On CNBC’s Squawk Box, Peterffy warned investors thinking about betting against AMC and other meme stocks by shorting their shares, saying their prices could skyrocket to “unimaginable highs before they settle down to a reasonable valuation.” 

“You may have to cover on the high point,” Peterffy said, alluding to a crop of AMC short-sellers that lost $5 billion last week to close their short positions and cut losses as prices spiked nearly 140% through Wednesday.

Despite warning that shares could skyrocket further, Peterffy also said it would be “impossible” for the stocks to hold on to meteoric gains because “more and more people will be short” shares if prices continue to climb.

“Eventually these stocks will go back to their value which is roughly single-digit dollars—if that,” the 76-year-old said, ultimately recommending against holding on to shares.

Shares of AMC were surging more than 15% Monday, pushing the stock’s gains to 2,700% this year alone—more than 20 times the best-performing stock in the S&P 500, Marathon Oil.

Other meme stocks, many of which crashed Thursday, are also recouping losses Monday, with Blackberry, GameStop and Bed Bath & Beyond up 9%, 6% and 5%.

Crucial Quote 

“It is extremely tempting to short these stocks, but unless you have huge liquid resources, please try to resist the temptation,” Peterffy said Monday. “These prices can go to unimaginable highs before they settle down to a reasonable valuation, and you may have to cover on the high point.”

Big Number

$22.7 billion. That’s how much Peterffy is worth Monday, according to Forbes. He founded Interactive Brokers in 1993 and was its CEO until December 2019.

Key Background

After crashing as much as 70% in late January, AMC and other meme stocks are soaring again this month despite bouts of intense volatility. AMC stock more than tripled in the week through Wednesday as heightened options activity and increasing short interest helped retail traders once again squeeze institutional investors out of their risky bets, but shares plummeted as much as 40% Thursday after the company warned its stock has become massively overvalued. Several other meme stocks, most of which are among Wall Street’s most heavily shorted companies, have ridden the price wave in tandem. “The retail force behind this movement is still strong, so it is anyone’s guess how much larger this bubble can grow,” Oanda Senior Market Analyst Ed Moya said in a note last week.

What To Watch For

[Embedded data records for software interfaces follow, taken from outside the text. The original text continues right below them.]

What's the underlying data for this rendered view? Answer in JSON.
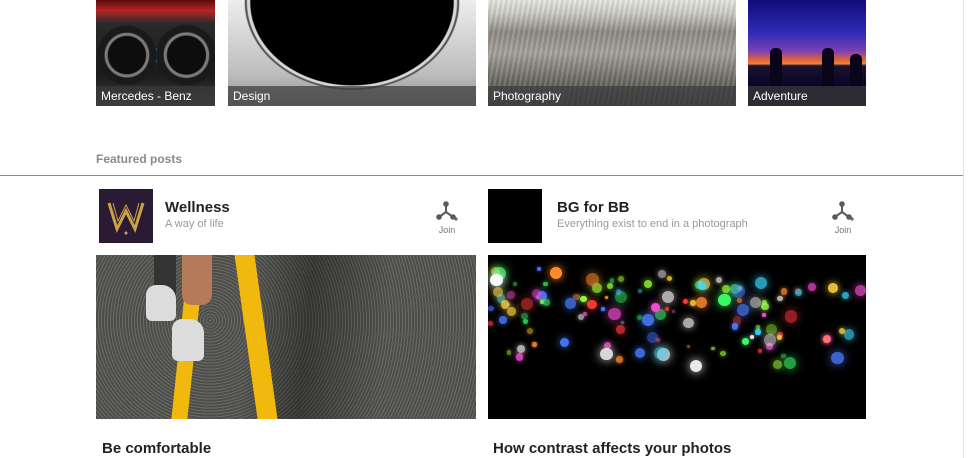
{
  "collections": [
    {
      "label": "Mercedes - Benz"
    },
    {
      "label": "Design"
    },
    {
      "label": "Photography"
    },
    {
      "label": "Adventure"
    }
  ],
  "featured": {
    "section_title": "Featured posts",
    "posts": [
      {
        "author": "Wellness",
        "tagline": "A way of life",
        "join_label": "Join",
        "title": "Be comfortable"
      },
      {
        "author": "BG for BB",
        "tagline": "Everything exist to end in a photograph",
        "join_label": "Join",
        "title": "How contrast affects your photos"
      }
    ]
  },
  "colors": {
    "divider": "#4a9fc2",
    "road_line": "#f1b80e",
    "tile_label_bg": "rgba(60,60,60,0.72)"
  },
  "icons": {
    "join": "join-network-icon"
  }
}
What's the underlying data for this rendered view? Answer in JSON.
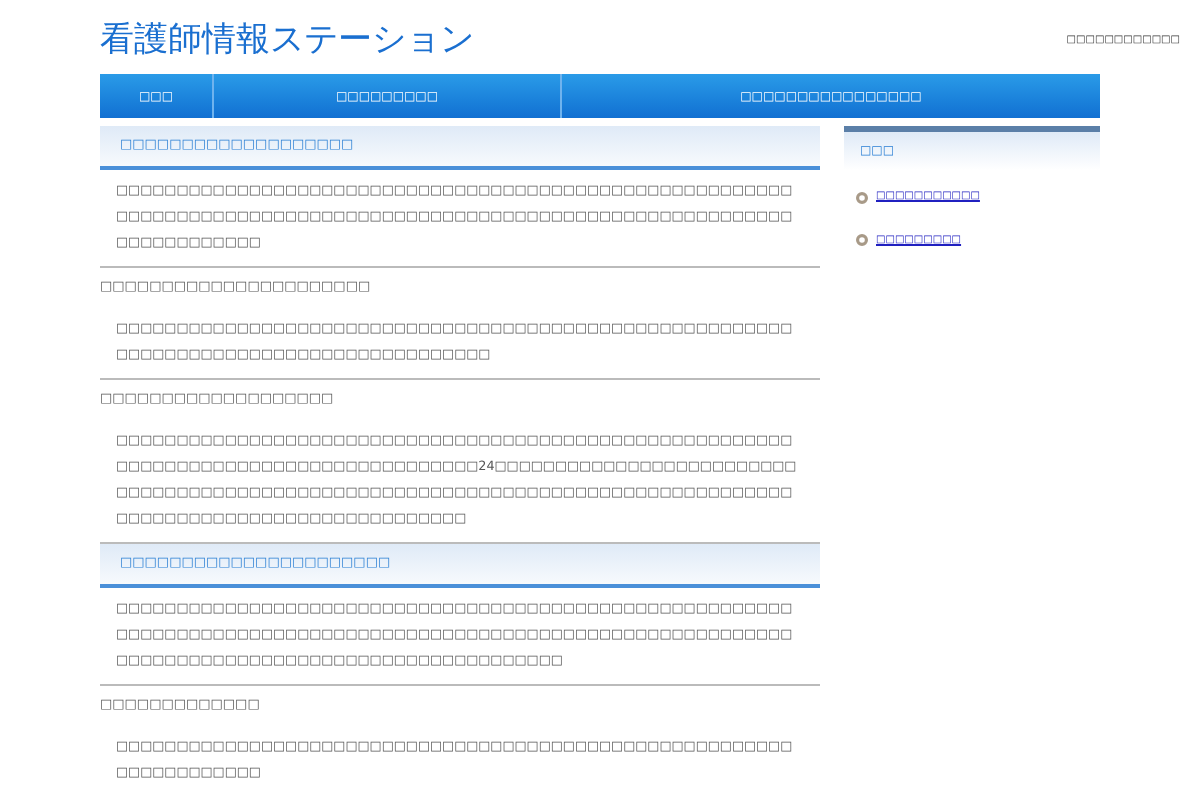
{
  "header": {
    "title": "看護師情報ステーション",
    "top_note": "□□□□□□□□□□□□"
  },
  "nav": [
    {
      "label": "□□□"
    },
    {
      "label": "□□□□□□□□□"
    },
    {
      "label": "□□□□□□□□□□□□□□□□"
    }
  ],
  "sections": [
    {
      "kind": "featured",
      "heading": "□□□□□□□□□□□□□□□□□□□",
      "paragraph": "□□□□□□□□□□□□□□□□□□□□□□□□□□□□□□□□□□□□□□□□□□□□□□□□□□□□□□□□□□□□□□□□□□□□□□□□□□□□□□□□□□□□□□□□□□□□□□□□□□□□□□□□□□□□□□□□□□□□□□□□□□□□"
    },
    {
      "kind": "plain",
      "heading": "□□□□□□□□□□□□□□□□□□□□□□",
      "paragraph": "□□□□□□□□□□□□□□□□□□□□□□□□□□□□□□□□□□□□□□□□□□□□□□□□□□□□□□□□□□□□□□□□□□□□□□□□□□□□□□□□□□□□□□□"
    },
    {
      "kind": "plain",
      "heading": "□□□□□□□□□□□□□□□□□□□",
      "paragraph": "□□□□□□□□□□□□□□□□□□□□□□□□□□□□□□□□□□□□□□□□□□□□□□□□□□□□□□□□□□□□□□□□□□□□□□□□□□□□□□□□□□□□□□24□□□□□□□□□□□□□□□□□□□□□□□□□□□□□□□□□□□□□□□□□□□□□□□□□□□□□□□□□□□□□□□□□□□□□□□□□□□□□□□□□□□□□□□□□□□□□□□□□□□□□□□□□□□□□□"
    },
    {
      "kind": "featured",
      "heading": "□□□□□□□□□□□□□□□□□□□□□□",
      "paragraph": "□□□□□□□□□□□□□□□□□□□□□□□□□□□□□□□□□□□□□□□□□□□□□□□□□□□□□□□□□□□□□□□□□□□□□□□□□□□□□□□□□□□□□□□□□□□□□□□□□□□□□□□□□□□□□□□□□□□□□□□□□□□□□□□□□□□□□□□□□□□□□□□□□□□□□"
    },
    {
      "kind": "plain",
      "heading": "□□□□□□□□□□□□□",
      "paragraph": "□□□□□□□□□□□□□□□□□□□□□□□□□□□□□□□□□□□□□□□□□□□□□□□□□□□□□□□□□□□□□□□□□□□□"
    }
  ],
  "sidebar": {
    "title": "□□□",
    "links": [
      {
        "label": "□□□□□□□□□□□"
      },
      {
        "label": "□□□□□□□□□"
      }
    ]
  }
}
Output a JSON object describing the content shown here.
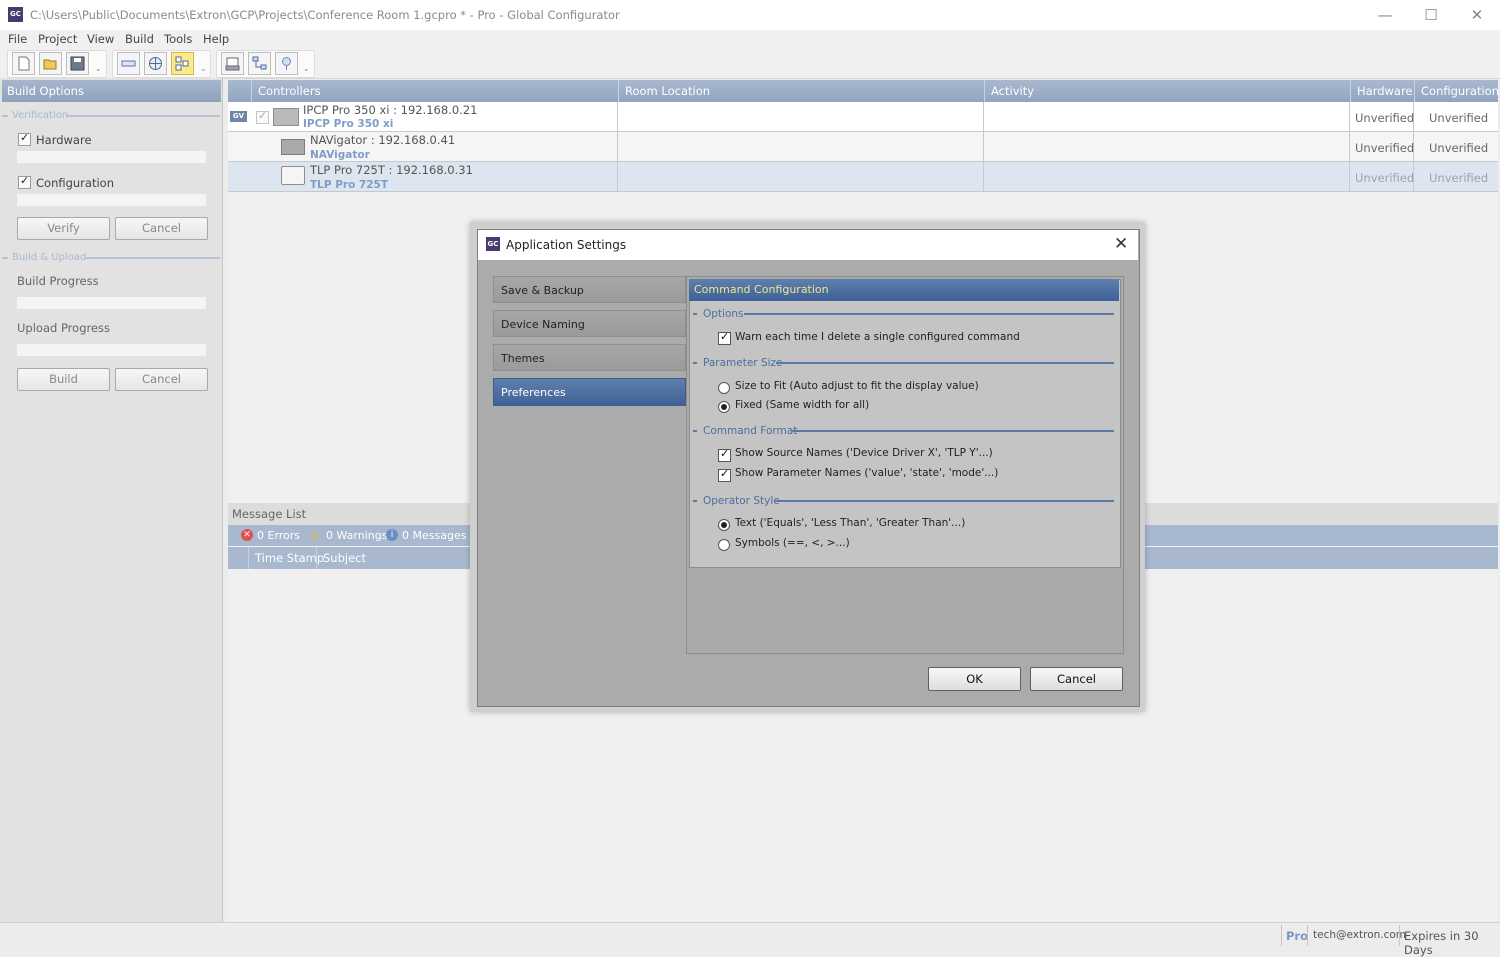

Though experts aren’t sure how long meme stocks could continue their volatile tear, many of them think regulators could ultimately clamp down on the rise of frenzied trading. In a congressional hearing last month, Securities and Exchange Commission Chair Gary Gensler suggested regulators would crack down with new rules targeted at online brokerages like Interactive Brokers and Robinhood. Meanwhile, some large brokerages, like TD Ameritrade, have already taken steps to restrict trading of AMC shares amid the recent rise.


AMC Entertainment Raises $587 Million After Skyrocketing 2,900%, But Warns Investors Could Lose It All (Forbes)

Not Just AMC: These Are The Meme Stocks Reddit Traders Are Pumping Again As Experts Urge ‘Extreme Caution’ (Forbes)

Meme Stocks Crash: AMC Plunges After Investor Warning—Sparking $10 Billion Selloff (Forbes)